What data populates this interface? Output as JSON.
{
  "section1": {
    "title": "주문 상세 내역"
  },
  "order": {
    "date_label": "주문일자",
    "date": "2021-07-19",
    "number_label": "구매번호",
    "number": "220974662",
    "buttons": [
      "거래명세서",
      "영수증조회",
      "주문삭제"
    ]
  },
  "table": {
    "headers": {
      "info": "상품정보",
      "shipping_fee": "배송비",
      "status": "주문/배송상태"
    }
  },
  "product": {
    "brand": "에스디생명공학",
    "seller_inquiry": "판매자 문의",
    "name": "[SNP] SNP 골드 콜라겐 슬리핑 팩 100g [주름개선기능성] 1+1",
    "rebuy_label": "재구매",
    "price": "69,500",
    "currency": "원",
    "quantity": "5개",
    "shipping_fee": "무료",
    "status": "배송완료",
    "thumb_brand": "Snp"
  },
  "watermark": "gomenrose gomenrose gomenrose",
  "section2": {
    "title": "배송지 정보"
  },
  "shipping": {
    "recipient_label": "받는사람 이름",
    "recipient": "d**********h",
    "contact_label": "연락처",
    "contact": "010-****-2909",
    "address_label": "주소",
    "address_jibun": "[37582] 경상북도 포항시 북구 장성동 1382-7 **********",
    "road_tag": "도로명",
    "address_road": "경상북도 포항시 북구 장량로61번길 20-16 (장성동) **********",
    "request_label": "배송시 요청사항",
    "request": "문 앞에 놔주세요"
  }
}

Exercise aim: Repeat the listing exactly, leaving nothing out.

Reply:
What data populates this interface? Output as JSON.
{
  "section1": {
    "title": "주문 상세 내역"
  },
  "order": {
    "date_label": "주문일자",
    "date": "2021-07-19",
    "number_label": "구매번호",
    "number": "220974662",
    "buttons": [
      "거래명세서",
      "영수증조회",
      "주문삭제"
    ]
  },
  "table": {
    "headers": {
      "info": "상품정보",
      "shipping_fee": "배송비",
      "status": "주문/배송상태"
    }
  },
  "product": {
    "brand": "에스디생명공학",
    "seller_inquiry": "판매자 문의",
    "name": "[SNP] SNP 골드 콜라겐 슬리핑 팩 100g [주름개선기능성] 1+1",
    "rebuy_label": "재구매",
    "price": "69,500",
    "currency": "원",
    "quantity": "5개",
    "shipping_fee": "무료",
    "status": "배송완료",
    "thumb_brand": "Snp"
  },
  "watermark": "gomenrose gomenrose gomenrose",
  "section2": {
    "title": "배송지 정보"
  },
  "shipping": {
    "recipient_label": "받는사람 이름",
    "recipient": "d**********h",
    "contact_label": "연락처",
    "contact": "010-****-2909",
    "address_label": "주소",
    "address_jibun": "[37582] 경상북도 포항시 북구 장성동 1382-7 **********",
    "road_tag": "도로명",
    "address_road": "경상북도 포항시 북구 장량로61번길 20-16 (장성동) **********",
    "request_label": "배송시 요청사항",
    "request": "문 앞에 놔주세요"
  }
}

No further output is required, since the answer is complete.